6 tips for hassle-free tradeshow installation and dismantle
Undoubtedly, one of event planners’ most nerve-racking parts of overseeing a client’s exhibit at a tradeshow is the installation and dismantling (I&D) of the booth. Let’s face it, aside from the costs, time and complexity, unforeseen circumstances regarding booth setup and teardown can definitely impact the successful outcome of a tradeshow.
But all is not doom and gloom when it comes to trade show logistics! Dare we say tradeshow installation and dismantling can actually be—fairly seamless?
“Over the years, I’ve certainly seen my share of tradeshows,” explained Mr. Lachance. “And there are some basic guidelines to follow that will ensure tradeshow logistics are fairly hassle-free.”
We sat down with Simon Lachance, Director of Operations at ExpoCité, which commercially manages event facilities on a 371 000 m2 site near downtown Québec City. The site features several multi-purpose buildings and services for all types of huge gatherings, including tradeshows, concerts, sports events, business meetings and more.
Here are his top 6 tips.
Early planning is key.
Read all event-related documentation as soon as you receive it so that you can right away note down important deadlines and information about sourcing labour, equipment, rentals and service orders. Make sure you fully understand the rules and regulations to determine what is—or isn’t allowed—when it comes to tradeshow booths as well as union jurisdictions. Most venues provide exhibitor guides. They are the perfect basis for event organizers to develop their own guides for exhibitors.
Research the venue itself.
“Event planners should talk to venue representatives or trade show promoters about all the details that could delay setup or teardown,” Mr. Lachance said. “For example, how accessible is the venue for delivery trucks? What type of handling services does it offer? How close is it to services in the area should you need to get some last-minute items.” Exhibitor manuals and venue websites often offer this type of information.
Create a safety plan.

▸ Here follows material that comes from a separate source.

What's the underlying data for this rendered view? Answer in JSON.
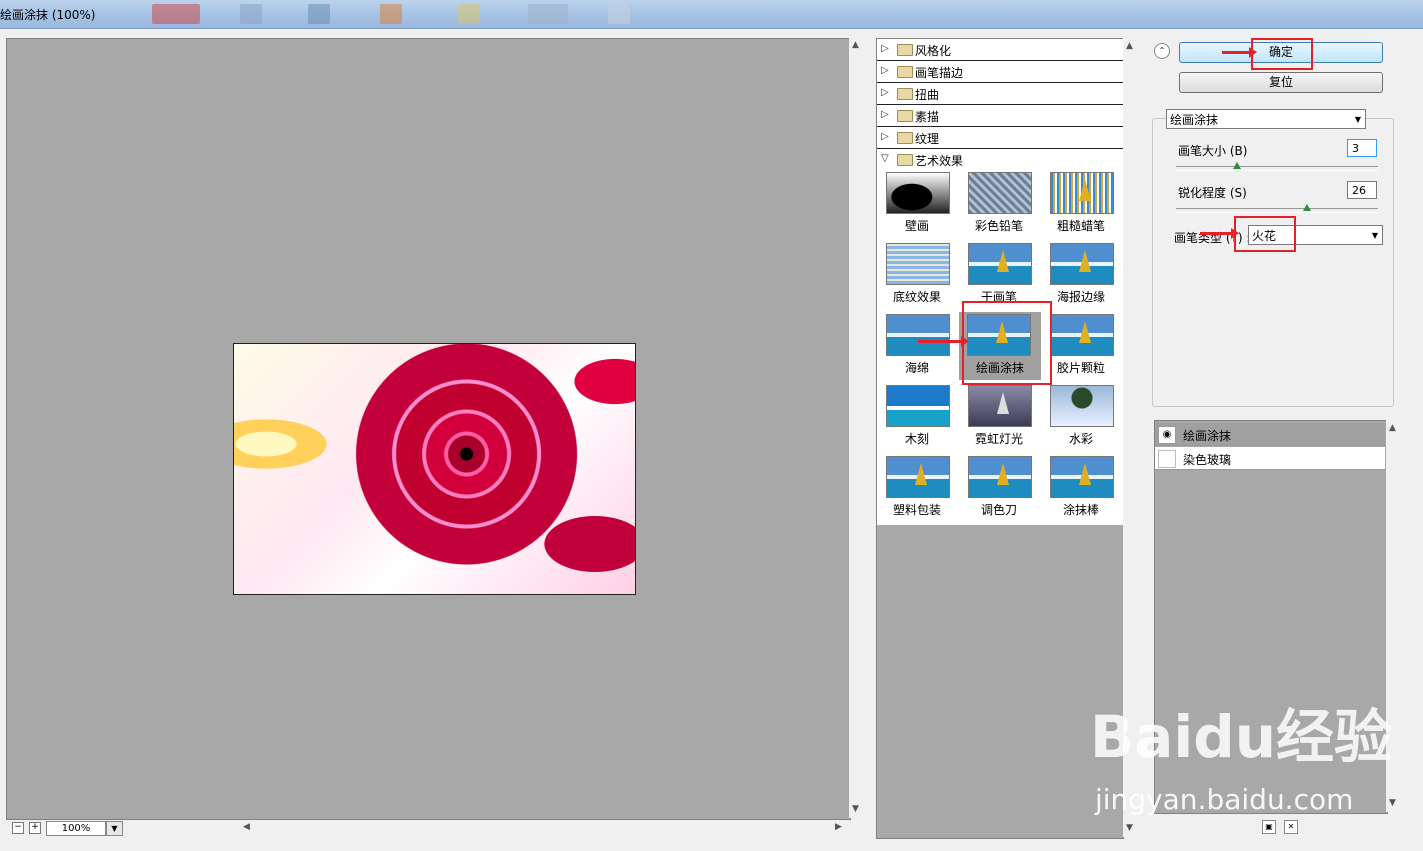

Keep your trade show staff and attendees safe by conducting a risk assessment. Determine the venue’s guidelines are in case of an emergency, should, for example, something catch on fire or a sign falls down. “This is a very important step to carry out—not just for setup and teardown but also during the entire show,” said Mr. Lachance. He also indicated that event planners should have emergency contact numbers readily available and train booth staff accordingly.
Provide exhibitors with sample inventory lists.
While in the heat of the installation and dismantle action, exhibitor items can get lost or misplaced. To help exhibitors out, create a generic list of all the items exhibitors should take stock of, including booth and materials, that they are sending inbound and outbound, whether it is via carrier, themselves or show staff. Show exhibitors how to properly identify all items using detailed labelling. This is important so that no missing valuables (think: an expensive monitor or laptop) go unchecked.
Provide guidelines for important paperwork.
With customs, installation and dismantle, there can be a lot of paperwork. Unfortunately, the slightest mistake when filling it out or even missing paperwork at a show can cause exhibitors many a headache indeed. Offer guidelines for exhibitors to fill out mission-critical paperwork, including the phone numbers of key contacts should they have any issues.
Always have a supervisor on site.
Never leave booth setup and teardown only to installation and dismantle suppliers. While they are professionals, they are nevertheless under the gun to carry out their work with many exhibitors. Make sure you or an authorized staff member is on hand to observe the installation and dismantle crew and instruct them on unpacking or packing your trade show material.
Successful trade shows start with stellar logistics. If event planners properly organize their installation and dismantle in advance, exhibitors will have a pleasant tradeshow experience and be eager to take part in upcoming editions.